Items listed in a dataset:
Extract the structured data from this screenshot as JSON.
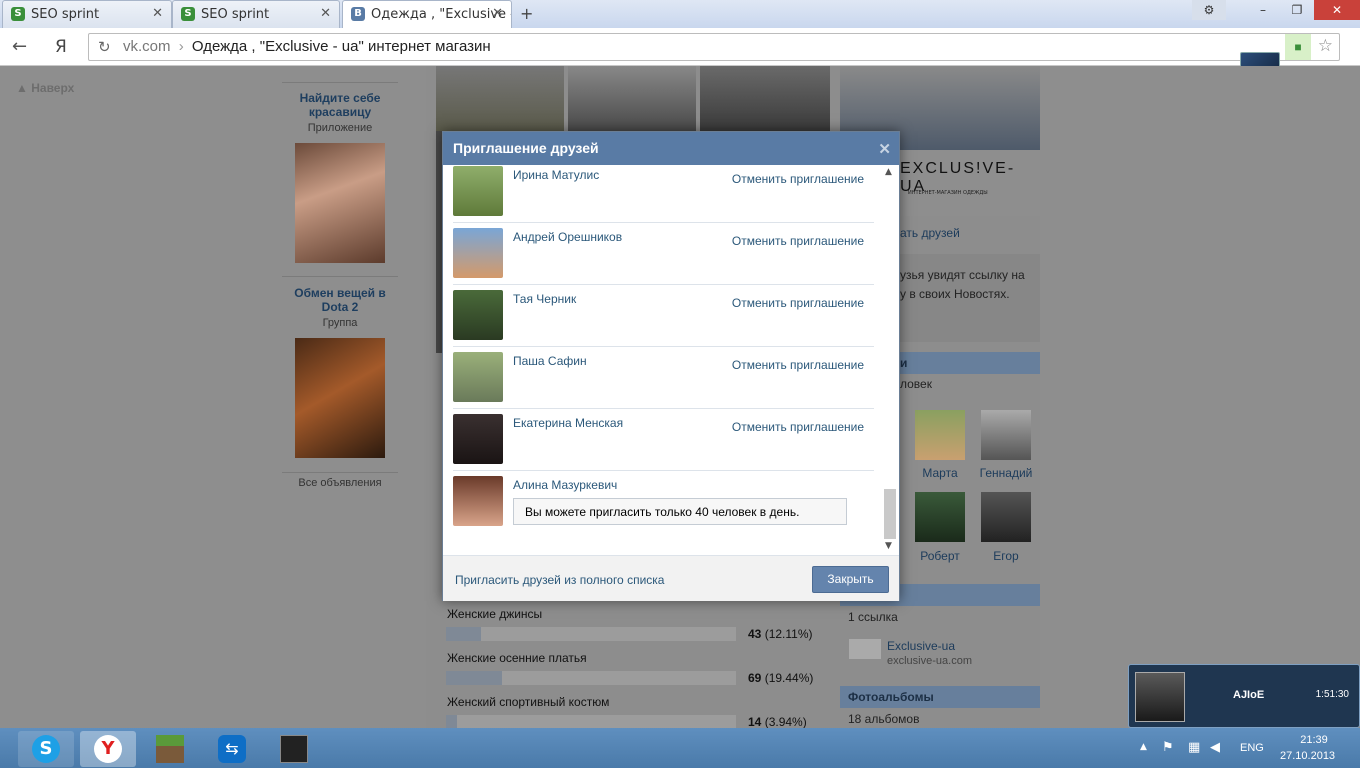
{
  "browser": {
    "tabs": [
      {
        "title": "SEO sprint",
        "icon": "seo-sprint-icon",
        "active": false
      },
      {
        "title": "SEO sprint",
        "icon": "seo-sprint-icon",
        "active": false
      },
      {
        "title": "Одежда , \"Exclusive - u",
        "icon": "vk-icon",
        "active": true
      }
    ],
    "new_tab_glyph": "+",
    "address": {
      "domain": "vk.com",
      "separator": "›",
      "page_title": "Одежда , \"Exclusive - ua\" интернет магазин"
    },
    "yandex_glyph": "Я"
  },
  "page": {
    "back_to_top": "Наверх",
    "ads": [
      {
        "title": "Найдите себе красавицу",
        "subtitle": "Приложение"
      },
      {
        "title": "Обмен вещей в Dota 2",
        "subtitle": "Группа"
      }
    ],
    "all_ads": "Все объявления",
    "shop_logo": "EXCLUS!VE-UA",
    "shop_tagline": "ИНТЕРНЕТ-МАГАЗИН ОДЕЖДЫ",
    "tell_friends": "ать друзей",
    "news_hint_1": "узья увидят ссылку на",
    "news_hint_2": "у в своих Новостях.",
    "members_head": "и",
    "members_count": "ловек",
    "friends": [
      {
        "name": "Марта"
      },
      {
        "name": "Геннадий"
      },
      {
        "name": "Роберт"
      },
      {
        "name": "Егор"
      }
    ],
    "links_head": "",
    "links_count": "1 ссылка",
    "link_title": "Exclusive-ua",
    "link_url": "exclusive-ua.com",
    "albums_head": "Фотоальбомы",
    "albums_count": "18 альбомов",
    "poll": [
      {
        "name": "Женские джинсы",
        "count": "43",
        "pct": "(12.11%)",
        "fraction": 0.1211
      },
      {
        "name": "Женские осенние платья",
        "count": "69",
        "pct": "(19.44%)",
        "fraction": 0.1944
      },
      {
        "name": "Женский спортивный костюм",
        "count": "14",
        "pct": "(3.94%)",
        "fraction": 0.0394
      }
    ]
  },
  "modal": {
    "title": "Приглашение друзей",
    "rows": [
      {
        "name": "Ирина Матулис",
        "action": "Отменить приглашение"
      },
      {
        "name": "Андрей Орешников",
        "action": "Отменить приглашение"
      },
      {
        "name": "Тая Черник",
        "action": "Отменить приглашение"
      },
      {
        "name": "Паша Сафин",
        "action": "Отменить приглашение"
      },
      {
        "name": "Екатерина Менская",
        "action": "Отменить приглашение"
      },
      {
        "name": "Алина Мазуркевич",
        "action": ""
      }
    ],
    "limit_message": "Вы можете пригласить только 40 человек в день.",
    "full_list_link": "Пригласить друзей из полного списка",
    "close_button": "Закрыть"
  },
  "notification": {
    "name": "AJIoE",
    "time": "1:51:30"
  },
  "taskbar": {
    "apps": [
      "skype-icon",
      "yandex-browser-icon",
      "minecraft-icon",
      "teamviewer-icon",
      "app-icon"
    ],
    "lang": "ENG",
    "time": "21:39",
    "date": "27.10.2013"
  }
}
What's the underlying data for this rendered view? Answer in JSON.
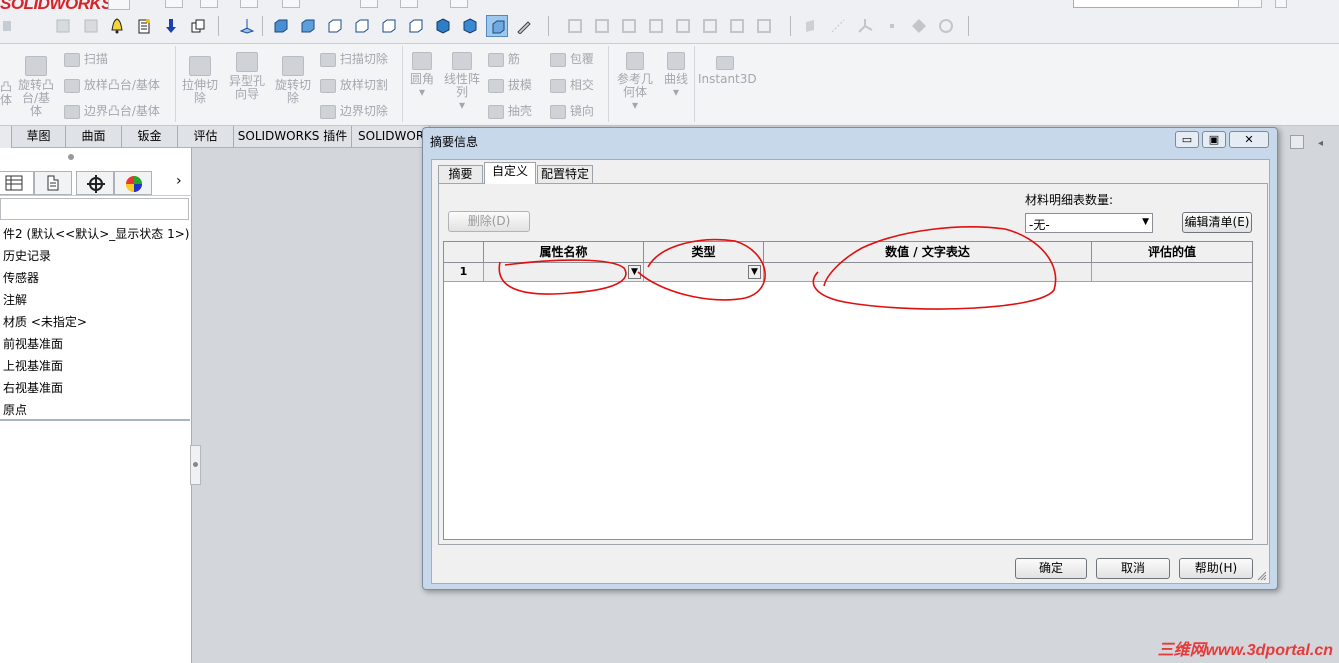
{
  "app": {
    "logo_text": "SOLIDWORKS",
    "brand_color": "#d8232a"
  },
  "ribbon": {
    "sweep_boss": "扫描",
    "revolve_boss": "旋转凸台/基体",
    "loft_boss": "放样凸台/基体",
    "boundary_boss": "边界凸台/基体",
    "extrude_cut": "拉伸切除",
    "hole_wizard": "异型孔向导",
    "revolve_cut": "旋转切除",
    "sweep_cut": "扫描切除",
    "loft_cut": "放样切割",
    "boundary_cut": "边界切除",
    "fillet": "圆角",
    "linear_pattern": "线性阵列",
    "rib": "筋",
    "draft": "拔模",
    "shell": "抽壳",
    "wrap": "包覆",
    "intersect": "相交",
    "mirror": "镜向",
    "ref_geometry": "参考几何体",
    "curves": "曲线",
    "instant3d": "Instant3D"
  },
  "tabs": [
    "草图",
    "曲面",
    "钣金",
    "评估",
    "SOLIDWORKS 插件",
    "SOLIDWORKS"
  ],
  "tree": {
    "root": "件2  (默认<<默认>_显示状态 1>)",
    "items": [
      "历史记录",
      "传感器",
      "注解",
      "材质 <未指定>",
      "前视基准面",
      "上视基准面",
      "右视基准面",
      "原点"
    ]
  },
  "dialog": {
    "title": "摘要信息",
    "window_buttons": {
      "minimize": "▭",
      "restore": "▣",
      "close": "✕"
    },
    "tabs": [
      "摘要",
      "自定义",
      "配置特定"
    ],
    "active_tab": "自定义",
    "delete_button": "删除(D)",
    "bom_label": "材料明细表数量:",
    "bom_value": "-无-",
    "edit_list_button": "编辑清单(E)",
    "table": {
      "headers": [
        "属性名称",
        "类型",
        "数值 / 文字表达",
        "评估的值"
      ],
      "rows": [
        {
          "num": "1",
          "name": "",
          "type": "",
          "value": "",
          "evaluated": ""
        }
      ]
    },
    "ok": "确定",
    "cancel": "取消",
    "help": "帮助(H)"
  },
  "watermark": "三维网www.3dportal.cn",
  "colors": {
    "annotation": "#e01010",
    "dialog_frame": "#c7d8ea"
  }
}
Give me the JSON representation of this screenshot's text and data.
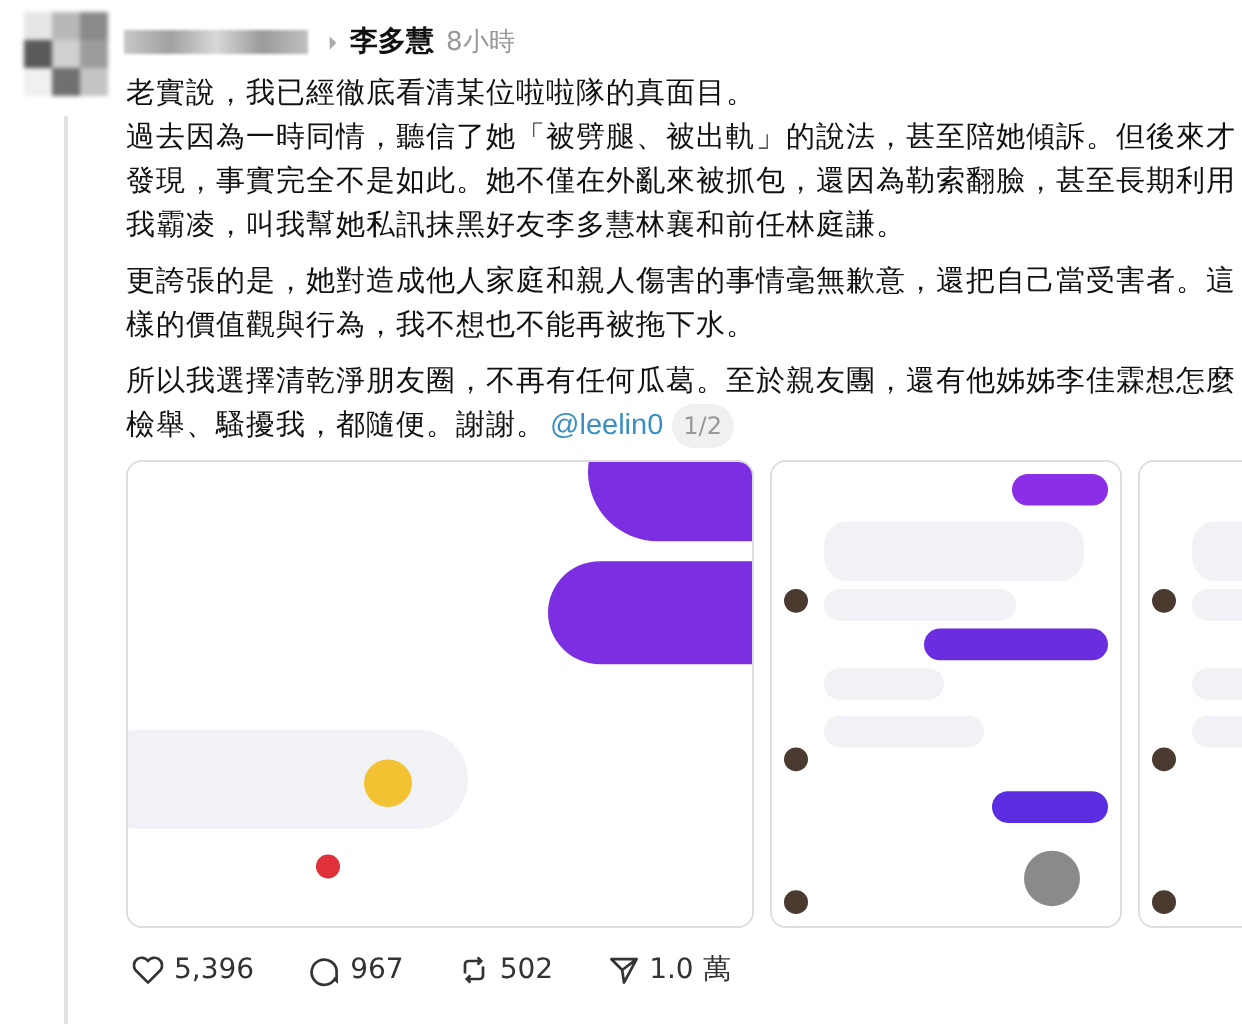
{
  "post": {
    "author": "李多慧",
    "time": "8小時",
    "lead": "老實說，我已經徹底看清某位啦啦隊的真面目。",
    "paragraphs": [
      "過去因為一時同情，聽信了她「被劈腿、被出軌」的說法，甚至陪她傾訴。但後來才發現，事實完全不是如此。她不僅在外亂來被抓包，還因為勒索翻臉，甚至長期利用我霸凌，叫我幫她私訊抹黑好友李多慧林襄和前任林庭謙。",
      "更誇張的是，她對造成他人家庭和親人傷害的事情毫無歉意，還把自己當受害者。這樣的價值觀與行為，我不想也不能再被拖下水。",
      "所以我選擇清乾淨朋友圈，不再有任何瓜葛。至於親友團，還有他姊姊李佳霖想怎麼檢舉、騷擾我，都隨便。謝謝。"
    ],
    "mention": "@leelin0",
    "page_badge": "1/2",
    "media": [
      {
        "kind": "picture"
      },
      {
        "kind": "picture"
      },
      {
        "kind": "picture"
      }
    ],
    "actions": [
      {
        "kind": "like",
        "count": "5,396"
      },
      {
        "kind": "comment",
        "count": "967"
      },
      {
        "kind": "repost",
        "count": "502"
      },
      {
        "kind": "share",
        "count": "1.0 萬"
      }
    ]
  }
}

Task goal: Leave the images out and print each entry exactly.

Your response:
Extract the structured data from this screenshot as JSON.
{
  "browser": {
    "tabs": [
      {
        "title": "SEO sprint",
        "icon": "seo-sprint-icon",
        "active": false
      },
      {
        "title": "SEO sprint",
        "icon": "seo-sprint-icon",
        "active": false
      },
      {
        "title": "Одежда , \"Exclusive - u",
        "icon": "vk-icon",
        "active": true
      }
    ],
    "new_tab_glyph": "+",
    "address": {
      "domain": "vk.com",
      "separator": "›",
      "page_title": "Одежда , \"Exclusive - ua\" интернет магазин"
    },
    "yandex_glyph": "Я"
  },
  "page": {
    "back_to_top": "Наверх",
    "ads": [
      {
        "title": "Найдите себе красавицу",
        "subtitle": "Приложение"
      },
      {
        "title": "Обмен вещей в Dota 2",
        "subtitle": "Группа"
      }
    ],
    "all_ads": "Все объявления",
    "shop_logo": "EXCLUS!VE-UA",
    "shop_tagline": "ИНТЕРНЕТ-МАГАЗИН ОДЕЖДЫ",
    "tell_friends": "ать друзей",
    "news_hint_1": "узья увидят ссылку на",
    "news_hint_2": "у в своих Новостях.",
    "members_head": "и",
    "members_count": "ловек",
    "friends": [
      {
        "name": "Марта"
      },
      {
        "name": "Геннадий"
      },
      {
        "name": "Роберт"
      },
      {
        "name": "Егор"
      }
    ],
    "links_head": "",
    "links_count": "1 ссылка",
    "link_title": "Exclusive-ua",
    "link_url": "exclusive-ua.com",
    "albums_head": "Фотоальбомы",
    "albums_count": "18 альбомов",
    "poll": [
      {
        "name": "Женские джинсы",
        "count": "43",
        "pct": "(12.11%)",
        "fraction": 0.1211
      },
      {
        "name": "Женские осенние платья",
        "count": "69",
        "pct": "(19.44%)",
        "fraction": 0.1944
      },
      {
        "name": "Женский спортивный костюм",
        "count": "14",
        "pct": "(3.94%)",
        "fraction": 0.0394
      }
    ]
  },
  "modal": {
    "title": "Приглашение друзей",
    "rows": [
      {
        "name": "Ирина Матулис",
        "action": "Отменить приглашение"
      },
      {
        "name": "Андрей Орешников",
        "action": "Отменить приглашение"
      },
      {
        "name": "Тая Черник",
        "action": "Отменить приглашение"
      },
      {
        "name": "Паша Сафин",
        "action": "Отменить приглашение"
      },
      {
        "name": "Екатерина Менская",
        "action": "Отменить приглашение"
      },
      {
        "name": "Алина Мазуркевич",
        "action": ""
      }
    ],
    "limit_message": "Вы можете пригласить только 40 человек в день.",
    "full_list_link": "Пригласить друзей из полного списка",
    "close_button": "Закрыть"
  },
  "notification": {
    "name": "AJIoE",
    "time": "1:51:30"
  },
  "taskbar": {
    "apps": [
      "skype-icon",
      "yandex-browser-icon",
      "minecraft-icon",
      "teamviewer-icon",
      "app-icon"
    ],
    "lang": "ENG",
    "time": "21:39",
    "date": "27.10.2013"
  }
}
What's the underlying data for this rendered view? Answer in JSON.
{
  "app": {
    "logo_text": "SOLIDWORKS",
    "brand_color": "#d8232a"
  },
  "ribbon": {
    "sweep_boss": "扫描",
    "revolve_boss": "旋转凸台/基体",
    "loft_boss": "放样凸台/基体",
    "boundary_boss": "边界凸台/基体",
    "extrude_cut": "拉伸切除",
    "hole_wizard": "异型孔向导",
    "revolve_cut": "旋转切除",
    "sweep_cut": "扫描切除",
    "loft_cut": "放样切割",
    "boundary_cut": "边界切除",
    "fillet": "圆角",
    "linear_pattern": "线性阵列",
    "rib": "筋",
    "draft": "拔模",
    "shell": "抽壳",
    "wrap": "包覆",
    "intersect": "相交",
    "mirror": "镜向",
    "ref_geometry": "参考几何体",
    "curves": "曲线",
    "instant3d": "Instant3D"
  },
  "tabs": [
    "草图",
    "曲面",
    "钣金",
    "评估",
    "SOLIDWORKS 插件",
    "SOLIDWORKS"
  ],
  "tree": {
    "root": "件2  (默认<<默认>_显示状态 1>)",
    "items": [
      "历史记录",
      "传感器",
      "注解",
      "材质 <未指定>",
      "前视基准面",
      "上视基准面",
      "右视基准面",
      "原点"
    ]
  },
  "dialog": {
    "title": "摘要信息",
    "window_buttons": {
      "minimize": "▭",
      "restore": "▣",
      "close": "✕"
    },
    "tabs": [
      "摘要",
      "自定义",
      "配置特定"
    ],
    "active_tab": "自定义",
    "delete_button": "删除(D)",
    "bom_label": "材料明细表数量:",
    "bom_value": "-无-",
    "edit_list_button": "编辑清单(E)",
    "table": {
      "headers": [
        "属性名称",
        "类型",
        "数值 / 文字表达",
        "评估的值"
      ],
      "rows": [
        {
          "num": "1",
          "name": "",
          "type": "",
          "value": "",
          "evaluated": ""
        }
      ]
    },
    "ok": "确定",
    "cancel": "取消",
    "help": "帮助(H)"
  },
  "watermark": "三维网www.3dportal.cn",
  "colors": {
    "annotation": "#e01010",
    "dialog_frame": "#c7d8ea"
  }
}
Give me the JSON representation of this screenshot's text and data.
{
  "post": {
    "author": "李多慧",
    "time": "8小時",
    "lead": "老實說，我已經徹底看清某位啦啦隊的真面目。",
    "paragraphs": [
      "過去因為一時同情，聽信了她「被劈腿、被出軌」的說法，甚至陪她傾訴。但後來才發現，事實完全不是如此。她不僅在外亂來被抓包，還因為勒索翻臉，甚至長期利用我霸凌，叫我幫她私訊抹黑好友李多慧林襄和前任林庭謙。",
      "更誇張的是，她對造成他人家庭和親人傷害的事情毫無歉意，還把自己當受害者。這樣的價值觀與行為，我不想也不能再被拖下水。",
      "所以我選擇清乾淨朋友圈，不再有任何瓜葛。至於親友團，還有他姊姊李佳霖想怎麼檢舉、騷擾我，都隨便。謝謝。"
    ],
    "mention": "@leelin0",
    "page_badge": "1/2",
    "media": [
      {
        "kind": "picture"
      },
      {
        "kind": "picture"
      },
      {
        "kind": "picture"
      }
    ],
    "actions": [
      {
        "kind": "like",
        "count": "5,396"
      },
      {
        "kind": "comment",
        "count": "967"
      },
      {
        "kind": "repost",
        "count": "502"
      },
      {
        "kind": "share",
        "count": "1.0 萬"
      }
    ]
  }
}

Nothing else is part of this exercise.